PROVIDENCE – Emhart Industries Inc. and Black & Decker Inc., two subsidiaries of Stanley Black & Decker Inc., have agreed to clean up dioxin-contaminated sediment and soil at the Centredale Manor restoration project Superfund site in North Providence and Johnston, the U.S. Department of Justice, the U.S. Environmental Protection Agency and the R.I. Department of Environmental Management announced jointly Monday.
The settlement, which ends close to eight years of litigation, requires the performance of the cleanup remedy the EPA selected for the site and will cost the companies approximately $100 million to do, according to a press release from the EPA.
The site, the release states, spans 1.5 miles of the Woonasquatucket River, and encompasses a 9-acre peninsula, two ponds and a forested wetland. A chemical manufacturing plant operated on the site from the 1940s until the 1970s, and “elevated levels” of dioxins and other contaminants were detected in the soil, groundwater, surface water, sediment and fish, the release states.

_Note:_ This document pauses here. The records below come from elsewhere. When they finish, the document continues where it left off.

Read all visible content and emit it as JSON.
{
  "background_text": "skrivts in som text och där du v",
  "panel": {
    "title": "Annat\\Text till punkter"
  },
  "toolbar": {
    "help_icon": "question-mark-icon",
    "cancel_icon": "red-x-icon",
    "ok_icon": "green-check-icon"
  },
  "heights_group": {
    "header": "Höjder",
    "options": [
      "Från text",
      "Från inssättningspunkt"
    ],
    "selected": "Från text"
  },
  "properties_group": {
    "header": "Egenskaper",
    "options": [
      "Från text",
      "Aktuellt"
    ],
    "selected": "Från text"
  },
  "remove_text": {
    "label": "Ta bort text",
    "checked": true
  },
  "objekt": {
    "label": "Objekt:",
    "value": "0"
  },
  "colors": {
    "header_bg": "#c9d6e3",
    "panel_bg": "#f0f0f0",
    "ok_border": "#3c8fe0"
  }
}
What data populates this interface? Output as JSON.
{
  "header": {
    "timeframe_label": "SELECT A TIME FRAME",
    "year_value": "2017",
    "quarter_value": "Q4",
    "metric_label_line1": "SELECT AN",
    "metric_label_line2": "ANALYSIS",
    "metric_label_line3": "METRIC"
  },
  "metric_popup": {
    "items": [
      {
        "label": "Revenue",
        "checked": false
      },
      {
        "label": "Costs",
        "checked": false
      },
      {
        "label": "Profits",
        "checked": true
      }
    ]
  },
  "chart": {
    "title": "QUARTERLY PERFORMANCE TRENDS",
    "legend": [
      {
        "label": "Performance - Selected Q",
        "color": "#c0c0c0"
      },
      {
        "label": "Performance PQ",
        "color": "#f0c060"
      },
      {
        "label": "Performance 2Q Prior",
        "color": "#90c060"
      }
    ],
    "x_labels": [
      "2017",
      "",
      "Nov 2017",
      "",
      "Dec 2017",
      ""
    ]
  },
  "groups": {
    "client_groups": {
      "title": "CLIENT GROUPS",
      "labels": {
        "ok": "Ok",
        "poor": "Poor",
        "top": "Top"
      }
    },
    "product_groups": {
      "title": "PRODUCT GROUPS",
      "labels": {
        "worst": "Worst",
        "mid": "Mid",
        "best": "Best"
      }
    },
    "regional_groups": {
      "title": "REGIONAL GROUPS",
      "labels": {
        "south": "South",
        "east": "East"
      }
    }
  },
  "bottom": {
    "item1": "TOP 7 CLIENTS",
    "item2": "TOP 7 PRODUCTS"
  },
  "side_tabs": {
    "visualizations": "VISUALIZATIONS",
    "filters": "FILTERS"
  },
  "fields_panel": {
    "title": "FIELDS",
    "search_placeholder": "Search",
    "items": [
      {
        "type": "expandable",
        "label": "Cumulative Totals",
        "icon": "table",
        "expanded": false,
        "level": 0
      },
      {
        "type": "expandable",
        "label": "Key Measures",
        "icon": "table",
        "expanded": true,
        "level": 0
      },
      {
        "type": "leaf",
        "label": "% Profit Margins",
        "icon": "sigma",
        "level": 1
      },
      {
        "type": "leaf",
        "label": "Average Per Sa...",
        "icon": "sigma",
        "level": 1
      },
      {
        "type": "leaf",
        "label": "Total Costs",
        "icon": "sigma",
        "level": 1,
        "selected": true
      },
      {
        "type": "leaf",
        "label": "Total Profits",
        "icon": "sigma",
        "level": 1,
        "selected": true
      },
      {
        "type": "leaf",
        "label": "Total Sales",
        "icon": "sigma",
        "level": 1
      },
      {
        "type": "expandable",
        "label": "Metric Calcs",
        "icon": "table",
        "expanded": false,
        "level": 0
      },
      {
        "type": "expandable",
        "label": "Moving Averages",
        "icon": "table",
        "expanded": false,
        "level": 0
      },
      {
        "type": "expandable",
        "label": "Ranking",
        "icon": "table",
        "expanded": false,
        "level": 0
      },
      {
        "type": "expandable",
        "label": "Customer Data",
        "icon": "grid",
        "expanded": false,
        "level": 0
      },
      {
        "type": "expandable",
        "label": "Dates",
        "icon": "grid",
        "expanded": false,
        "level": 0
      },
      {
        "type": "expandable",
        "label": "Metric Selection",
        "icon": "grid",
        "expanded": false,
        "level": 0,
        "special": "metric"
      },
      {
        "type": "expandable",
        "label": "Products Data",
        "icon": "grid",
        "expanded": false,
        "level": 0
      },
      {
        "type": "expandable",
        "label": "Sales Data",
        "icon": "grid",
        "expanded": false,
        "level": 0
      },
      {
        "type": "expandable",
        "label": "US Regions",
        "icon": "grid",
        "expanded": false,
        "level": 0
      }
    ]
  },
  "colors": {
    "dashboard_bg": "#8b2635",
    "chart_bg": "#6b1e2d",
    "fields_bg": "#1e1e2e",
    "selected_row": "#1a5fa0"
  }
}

U.S. District Court had previously found Black & Decker and Emhart to be liable for hazardous waste left at the site and responsible for the cleanup, but the court also ruled EPA needed to reconsider “certain aspects” of the cleanup, according to the release, a decision EPA subsequently appealed.
The cleanup remedy Emhart and Black & Decker must perform includes excavating contaminated sediment and floodplain soil from the river and from adjacent residential properties, the release states. They also must upgrade caps over the contaminated soil in the peninsula area that currently houses two high-rise apartment buildings. Full access to the Woonasquatucket River “should be restored” to residents, making the river fishable and swimmable, when the cleanup is finished.
The companies must also reimburse the EPA for approximately $42 million in “past costs” incurred on the site, the release states, and also reimburse both the EPA and the state for “future costs incurred by those agencies in overseeing the work required by the settlement.”
“This settlement demonstrates the tremendous progress we are achieving working with responsible parties, states and our federal partners to expedite sites through the entire Superfund remediation process,” EPA Acting Administrator Andrew Wheeler said in a statement Monday. “The Centredale Manor site has been on the national priorities List for 18 years. We are taking charge and ensuring the agency makes good on its promise to clean it up for the betterment of the environment and those communities affected.”
R.I. DEM Director Janet L. Coit said in a statement Monday the settlement will “speed up” a remedy that “protects public health and the river environment, and moves us closer to the day that we can reclaim recreational uses of this beautiful river resource.”
James Bessette is a PBN staff writer. Email him at Research@PBN.com.